3. Are investors paying commission responsibly?

Milton Friedman, the US economist, said that perhaps the most reckless form of spending is that which involves someone else’s money as you are “not concerned about how much it is, and not concerned about what you get”. Perhaps this thinking can be applied to commissions. Regulators feel that the amount of money allocated to (and by extension the pricing of) broker services would be somewhat different if investors had to pay for it out of their own pockets, and that more thought would go into the true value of these services. In last year’s survey by the UK CFA society, almost half of respondents agreed that investment firms in the UK do not spend their clients’ commissions as carefully as if they were their own money.

4. How do investors assess and quantify value?

Despite the ubiquity of research and corporate access services, there is no uniform pricing model and industry experts agree that it’s a tricky subject. As Matt Levine points out in his column, one of the main challenges is that equity research, at least from a regulatory point of view, is classified as material, non-public information. As such, institutions have a responsibility to distribute it ‘fairly’. Something will have to give.
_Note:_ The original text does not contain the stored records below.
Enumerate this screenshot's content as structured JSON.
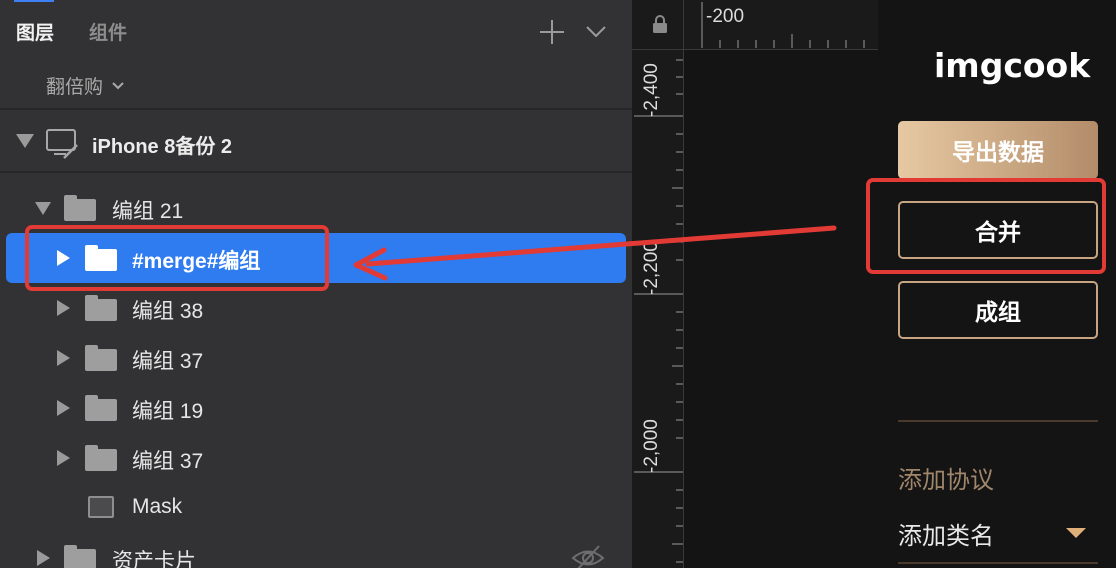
{
  "layers_panel": {
    "tabs": [
      {
        "label": "图层",
        "active": true
      },
      {
        "label": "组件",
        "active": false
      }
    ],
    "page_selector": "翻倍购",
    "artboard": "iPhone 8备份 2",
    "tree": [
      {
        "label": "编组 21",
        "indent": 1,
        "expanded": true,
        "icon": "folder-icon"
      },
      {
        "label": "#merge#编组",
        "indent": 2,
        "expanded": false,
        "selected": true,
        "icon": "folder-icon"
      },
      {
        "label": "编组 38",
        "indent": 2,
        "expanded": false,
        "icon": "folder-icon"
      },
      {
        "label": "编组 37",
        "indent": 2,
        "expanded": false,
        "icon": "folder-icon"
      },
      {
        "label": "编组 19",
        "indent": 2,
        "expanded": false,
        "icon": "folder-icon"
      },
      {
        "label": "编组 37",
        "indent": 2,
        "expanded": false,
        "icon": "folder-icon"
      },
      {
        "label": "Mask",
        "indent": 2,
        "icon": "mask-icon"
      },
      {
        "label": "资产卡片",
        "indent": 1,
        "expanded": false,
        "icon": "folder-icon",
        "hidden": true
      }
    ]
  },
  "canvas": {
    "ruler_top_label": "-200",
    "ruler_left_labels": [
      "-2,400",
      "-2,200",
      "-2,000"
    ]
  },
  "imgcook": {
    "logo": "imgcook",
    "export_button": "导出数据",
    "merge_button": "合并",
    "group_button": "成组",
    "protocol_heading": "添加协议",
    "classname_select": "添加类名"
  },
  "colors": {
    "selection": "#2f7bf0",
    "annotation_red": "#e23a35",
    "accent_gold": "#c8a582"
  }
}
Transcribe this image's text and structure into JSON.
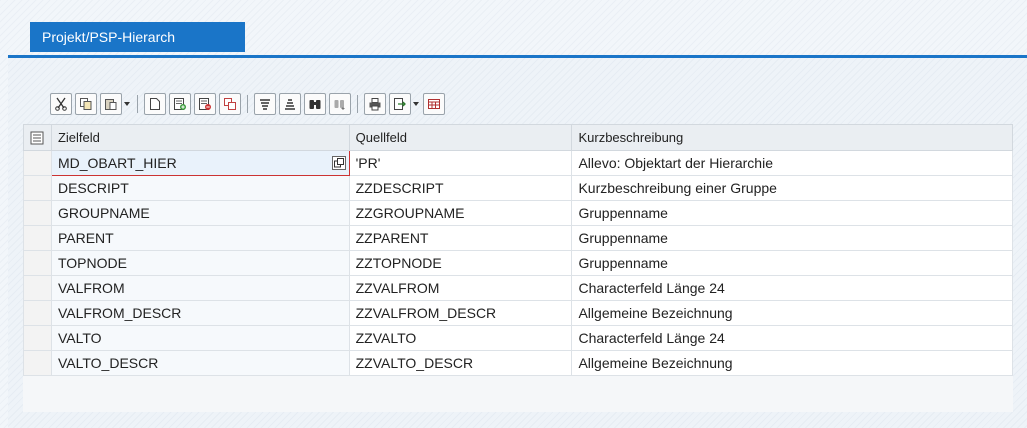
{
  "tab": {
    "label": "Projekt/PSP-Hierarch"
  },
  "toolbar": {
    "buttons": [
      {
        "icon": "cut-icon"
      },
      {
        "icon": "copy-icon"
      },
      {
        "icon": "paste-icon",
        "dropdown": true
      },
      {
        "icon": "new-document-icon"
      },
      {
        "icon": "append-row-icon"
      },
      {
        "icon": "delete-row-icon"
      },
      {
        "icon": "copy-row-icon"
      },
      {
        "icon": "sort-ascending-icon"
      },
      {
        "icon": "sort-descending-icon"
      },
      {
        "icon": "find-icon"
      },
      {
        "icon": "find-next-icon"
      },
      {
        "icon": "print-icon"
      },
      {
        "icon": "export-icon",
        "dropdown": true
      },
      {
        "icon": "layout-icon"
      }
    ]
  },
  "table": {
    "columns": [
      "Zielfeld",
      "Quellfeld",
      "Kurzbeschreibung"
    ],
    "rows": [
      {
        "ziel": "MD_OBART_HIER",
        "quell": "'PR'",
        "kurz": "Allevo: Objektart der Hierarchie"
      },
      {
        "ziel": "DESCRIPT",
        "quell": "ZZDESCRIPT",
        "kurz": "Kurzbeschreibung einer Gruppe"
      },
      {
        "ziel": "GROUPNAME",
        "quell": "ZZGROUPNAME",
        "kurz": "Gruppenname"
      },
      {
        "ziel": "PARENT",
        "quell": "ZZPARENT",
        "kurz": "Gruppenname"
      },
      {
        "ziel": "TOPNODE",
        "quell": "ZZTOPNODE",
        "kurz": "Gruppenname"
      },
      {
        "ziel": "VALFROM",
        "quell": "ZZVALFROM",
        "kurz": "Characterfeld Länge 24"
      },
      {
        "ziel": "VALFROM_DESCR",
        "quell": "ZZVALFROM_DESCR",
        "kurz": "Allgemeine Bezeichnung"
      },
      {
        "ziel": "VALTO",
        "quell": "ZZVALTO",
        "kurz": "Characterfeld Länge 24"
      },
      {
        "ziel": "VALTO_DESCR",
        "quell": "ZZVALTO_DESCR",
        "kurz": "Allgemeine Bezeichnung"
      }
    ]
  },
  "colors": {
    "accent": "#1a75c8",
    "active_border": "#cc3333"
  }
}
Many would argue that while these services provide a broad benefit and ultimately make markets more efficient (by helping to disseminate information and underlying analysis more widely), the model only benefits a narrow segment of the market. Asset managers are investing more and more in their own in-house research teams, and in some cases in dedicated corporate access desks. Numerous independent research providers and start-ups have also entered the market to fill the gaps and propose new models. Many of them, like us, believe that technology can play a complementary role and perhaps solve one or two issues along the way.